Next week, 70 youngsters attending camp in Maine will travel to the Stephen Phillips Memorial Preserve in Oquossoc, near Rangeley, for a five-day experience that could mark an accomplishment for a lifetime.
Their destination? Junior Maine Guide Test Camp, where they will take more than 20 practical and written tests. Their goal? Junior Maine Guide certification, an achievement garnered by about 2700 Maine youth since the program’s inception in the late 1930s by an act of the Maine State Legislature.
The JMG Program is a joint effort of the Maine Department of Inland Fisheries & Wildlife and Maine Summer Camps, a membership organization of more than 120 Maine camps that supports camps, their programs and staff, and the multi-million dollar camping industry in the state. The JMG program teaches a broad range of outdoor living skills to youngsters attending camp in Maine, an effort culminating in the Test Camp held each July.
In preparation for Test Camp 2017, candidates and their counselors recently gathered for a JMG “Rendezvous” at the Bryant Pond 4-H Camp and Learning Center in Bryant Pond. The day-long program brought together candidates from eight Maine camps and about ten JMG instructors – who demonstrated skills ranging from topographic map reading and axemanship, to canoeing and setting up shelters and fireplaces.
The day gave dozens of JMG candidates an opportunity to ask questions and observe instructors perform tasks on which youngsters will be tested.
At the canoeing station, on the shores of Bryant Pond, longtime instructors Marie Keane and Ginny Geyer sat with students at picnic tables and offered insights into the canoeing test, one of the 11 major tests administered at Test Camp. The group then gathered on the dock while Keane and Geyer queried them about different parts of the canoe.
“Gunwale.” “Thwart.” “Bow.” “Stern.”
The answers came as quickly as Geyer could ask them.
“Is there a painter?” Geyer asked, referring to lines attached to either end of the canoe.
“No,” the group answered in unison.
Satisfied with the group’s answers, Geyer and Keane then launched the canoe from its dock-top perch and into Bryant Pond. The two instructors then climbed aboard – reminding campers to have three points of contact.

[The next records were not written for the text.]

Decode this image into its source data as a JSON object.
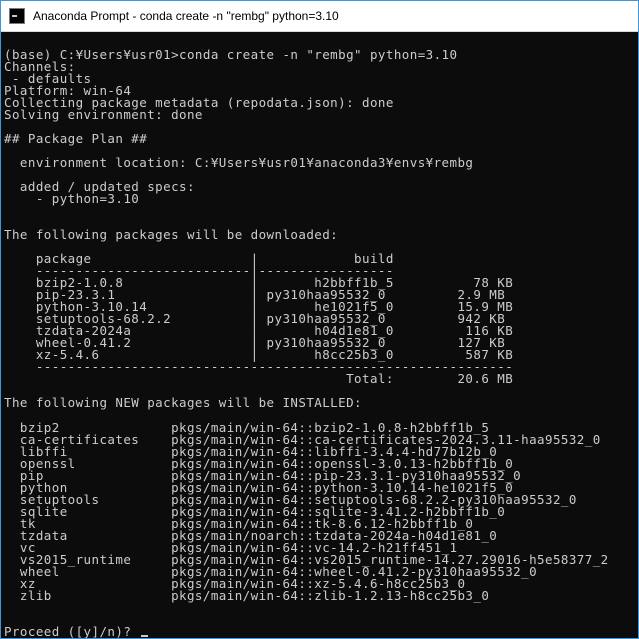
{
  "window": {
    "title": "Anaconda Prompt - conda  create -n \"rembg\" python=3.10"
  },
  "console": {
    "lines": [
      "",
      "(base) C:¥Users¥usr01>conda create -n \"rembg\" python=3.10",
      "Channels:",
      " - defaults",
      "Platform: win-64",
      "Collecting package metadata (repodata.json): done",
      "Solving environment: done",
      "",
      "## Package Plan ##",
      "",
      "  environment location: C:¥Users¥usr01¥anaconda3¥envs¥rembg",
      "",
      "  added / updated specs:",
      "    - python=3.10",
      "",
      "",
      "The following packages will be downloaded:",
      "",
      "    package                    |            build",
      "    ---------------------------|-----------------",
      "    bzip2-1.0.8                |       h2bbff1b_5          78 KB",
      "    pip-23.3.1                 | py310haa95532_0         2.9 MB",
      "    python-3.10.14             |       he1021f5_0        15.9 MB",
      "    setuptools-68.2.2          | py310haa95532_0         942 KB",
      "    tzdata-2024a               |       h04d1e81_0         116 KB",
      "    wheel-0.41.2               | py310haa95532_0         127 KB",
      "    xz-5.4.6                   |       h8cc25b3_0         587 KB",
      "    ------------------------------------------------------------",
      "                                           Total:        20.6 MB",
      "",
      "The following NEW packages will be INSTALLED:",
      "",
      "  bzip2              pkgs/main/win-64::bzip2-1.0.8-h2bbff1b_5",
      "  ca-certificates    pkgs/main/win-64::ca-certificates-2024.3.11-haa95532_0",
      "  libffi             pkgs/main/win-64::libffi-3.4.4-hd77b12b_0",
      "  openssl            pkgs/main/win-64::openssl-3.0.13-h2bbff1b_0",
      "  pip                pkgs/main/win-64::pip-23.3.1-py310haa95532_0",
      "  python             pkgs/main/win-64::python-3.10.14-he1021f5_0",
      "  setuptools         pkgs/main/win-64::setuptools-68.2.2-py310haa95532_0",
      "  sqlite             pkgs/main/win-64::sqlite-3.41.2-h2bbff1b_0",
      "  tk                 pkgs/main/win-64::tk-8.6.12-h2bbff1b_0",
      "  tzdata             pkgs/main/noarch::tzdata-2024a-h04d1e81_0",
      "  vc                 pkgs/main/win-64::vc-14.2-h21ff451_1",
      "  vs2015_runtime     pkgs/main/win-64::vs2015_runtime-14.27.29016-h5e58377_2",
      "  wheel              pkgs/main/win-64::wheel-0.41.2-py310haa95532_0",
      "  xz                 pkgs/main/win-64::xz-5.4.6-h8cc25b3_0",
      "  zlib               pkgs/main/win-64::zlib-1.2.13-h8cc25b3_0",
      "",
      "",
      "Proceed ([y]/n)? "
    ]
  },
  "colors": {
    "background": "#0c0c0c",
    "foreground": "#cccccc",
    "titlebar": "#ffffff",
    "window_border": "#3a96dd"
  },
  "icons": {
    "app": "console-icon",
    "cursor": "text-cursor"
  }
}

What followed were stroke demonstrations and more pointers, all geared to help equip candidates with knowledge both about canoeing, and about what next week’s Test Camp assessment will involve.
Meanwhile, in woods less than 50 yards away, instructors Bill Southwick and Lindley Brainard worked with small groups discussing shelter and fireplace. Armed with tarps and ropes, the groups discussed the best location for shelters, where and how to build fireplaces, and what pitfalls to avoid.

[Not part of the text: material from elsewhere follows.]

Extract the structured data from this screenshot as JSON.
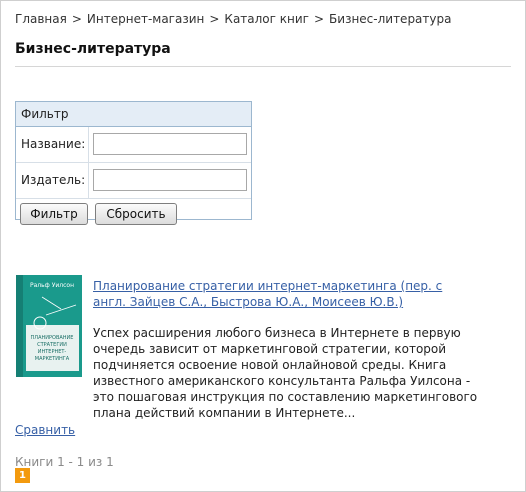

Across the road, instructors gathered candidates in several groups to discuss axemanship and topographic maps. Again, the focus was on providing guidance and answering questions.
John “Moose” Curtis, a long-time avid outdoorsman, has been the JMG Program Director since 1977. He says the message of the day was “practice, practice, practice.”
Most of the 15 counselors in attendance were certified JMGs, Curtis says, but because it was their first year teaching the program, they appreciated information and teaching tips.
“They had a chance to sit down with me one-on-one so they get some individual attention in addressing their concerns,” Curtis says.
“Coming from New Jersey, I’ve never done anything like this before,” said a candidate and counselor-in-training Zipporah Hommel, from Camp Runoia in Belgrade. “So even if I don’t pass, or get to where I want to be, it’s still a great experience.”
“I’ll be looking back on it, happy and confident in what I do.”
Eliza Quinones, of Bangor, has been attending Camp Runoia for eight years. Like Hommel, she is a counselor-in-training and will attend JMG Test Camp for the first time.
“I was a little rocky at the beginning, but then we went on a camping trip and I loved the stuff that we did.”
When candidates gather in Oquossoc next week they will be armed with everything needed for five days of outdoor living. They will prepare all their own meals – boiling, baking, and frying included – and be tested by instructors on what they create. They will demonstrate canoe skills, build “wet-day” fires, and be asked to identify tree and wildlife species. Between the 11 major and 10 minor tests, candidates will have the opportunity to demonstrate outdoor living skills not unlike those boasted by Maine’s esteemed Maine Guides. It’s a challenging week, with a pass-rate for first-time candidates standing at about the 50 percent mark. And instructors agree, regardless of whether a candidate attains certification, the skills learned and the Test Camp experience foster independence and build confidence. JMG Test Camp can be life-changing, and next week, another class of youngsters will embark on the adventure.